Problem requirements
Where the word "step" shows up in the entries below, please copy the whole line.

[Web page and app entries]
Start of Block

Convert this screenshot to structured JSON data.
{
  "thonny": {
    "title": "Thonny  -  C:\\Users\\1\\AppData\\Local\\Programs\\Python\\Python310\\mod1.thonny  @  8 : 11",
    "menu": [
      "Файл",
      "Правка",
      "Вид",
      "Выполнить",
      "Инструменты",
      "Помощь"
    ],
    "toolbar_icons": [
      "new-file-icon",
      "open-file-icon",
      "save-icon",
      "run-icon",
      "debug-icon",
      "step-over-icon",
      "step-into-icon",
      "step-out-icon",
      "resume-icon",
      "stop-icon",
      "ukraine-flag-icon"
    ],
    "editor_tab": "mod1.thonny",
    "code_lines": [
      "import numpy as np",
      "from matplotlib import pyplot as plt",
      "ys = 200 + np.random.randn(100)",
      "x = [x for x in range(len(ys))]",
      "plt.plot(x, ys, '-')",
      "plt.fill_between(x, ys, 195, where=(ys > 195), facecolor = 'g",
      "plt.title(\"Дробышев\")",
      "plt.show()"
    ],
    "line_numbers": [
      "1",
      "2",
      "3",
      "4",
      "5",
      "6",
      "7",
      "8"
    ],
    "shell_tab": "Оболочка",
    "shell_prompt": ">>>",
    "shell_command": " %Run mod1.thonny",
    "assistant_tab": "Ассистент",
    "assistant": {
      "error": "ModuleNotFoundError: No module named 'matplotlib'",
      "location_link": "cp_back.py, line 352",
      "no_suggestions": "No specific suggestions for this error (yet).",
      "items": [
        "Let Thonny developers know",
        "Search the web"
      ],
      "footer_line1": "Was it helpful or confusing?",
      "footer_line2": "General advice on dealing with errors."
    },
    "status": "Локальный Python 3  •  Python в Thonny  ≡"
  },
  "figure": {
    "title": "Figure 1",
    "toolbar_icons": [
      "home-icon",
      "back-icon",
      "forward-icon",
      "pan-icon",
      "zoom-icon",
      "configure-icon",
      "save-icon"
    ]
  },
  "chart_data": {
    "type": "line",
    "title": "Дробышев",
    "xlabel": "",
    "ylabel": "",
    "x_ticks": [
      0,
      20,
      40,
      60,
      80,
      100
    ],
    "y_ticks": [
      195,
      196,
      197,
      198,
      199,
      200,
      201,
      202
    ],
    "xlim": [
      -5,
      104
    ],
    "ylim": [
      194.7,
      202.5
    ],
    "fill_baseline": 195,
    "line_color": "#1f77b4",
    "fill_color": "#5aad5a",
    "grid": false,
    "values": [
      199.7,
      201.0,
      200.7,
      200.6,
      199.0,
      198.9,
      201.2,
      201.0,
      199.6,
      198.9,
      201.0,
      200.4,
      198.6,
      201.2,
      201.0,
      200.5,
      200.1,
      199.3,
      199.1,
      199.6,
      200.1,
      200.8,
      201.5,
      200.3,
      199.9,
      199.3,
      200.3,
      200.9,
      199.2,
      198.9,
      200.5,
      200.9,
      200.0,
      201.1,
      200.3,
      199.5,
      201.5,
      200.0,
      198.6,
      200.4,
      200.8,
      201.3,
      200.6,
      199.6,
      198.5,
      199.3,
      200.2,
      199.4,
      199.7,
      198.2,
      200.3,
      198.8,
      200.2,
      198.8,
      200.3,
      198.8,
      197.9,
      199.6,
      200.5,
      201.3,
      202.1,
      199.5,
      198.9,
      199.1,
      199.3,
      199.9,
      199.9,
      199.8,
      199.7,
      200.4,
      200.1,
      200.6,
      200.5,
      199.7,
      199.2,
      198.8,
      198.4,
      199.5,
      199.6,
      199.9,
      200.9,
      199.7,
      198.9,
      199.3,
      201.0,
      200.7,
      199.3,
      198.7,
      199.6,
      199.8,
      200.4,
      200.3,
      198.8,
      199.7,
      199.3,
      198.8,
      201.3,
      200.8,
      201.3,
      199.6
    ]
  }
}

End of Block

Written response
      "step-over-icon",
      "step-into-icon",
      "step-out-icon",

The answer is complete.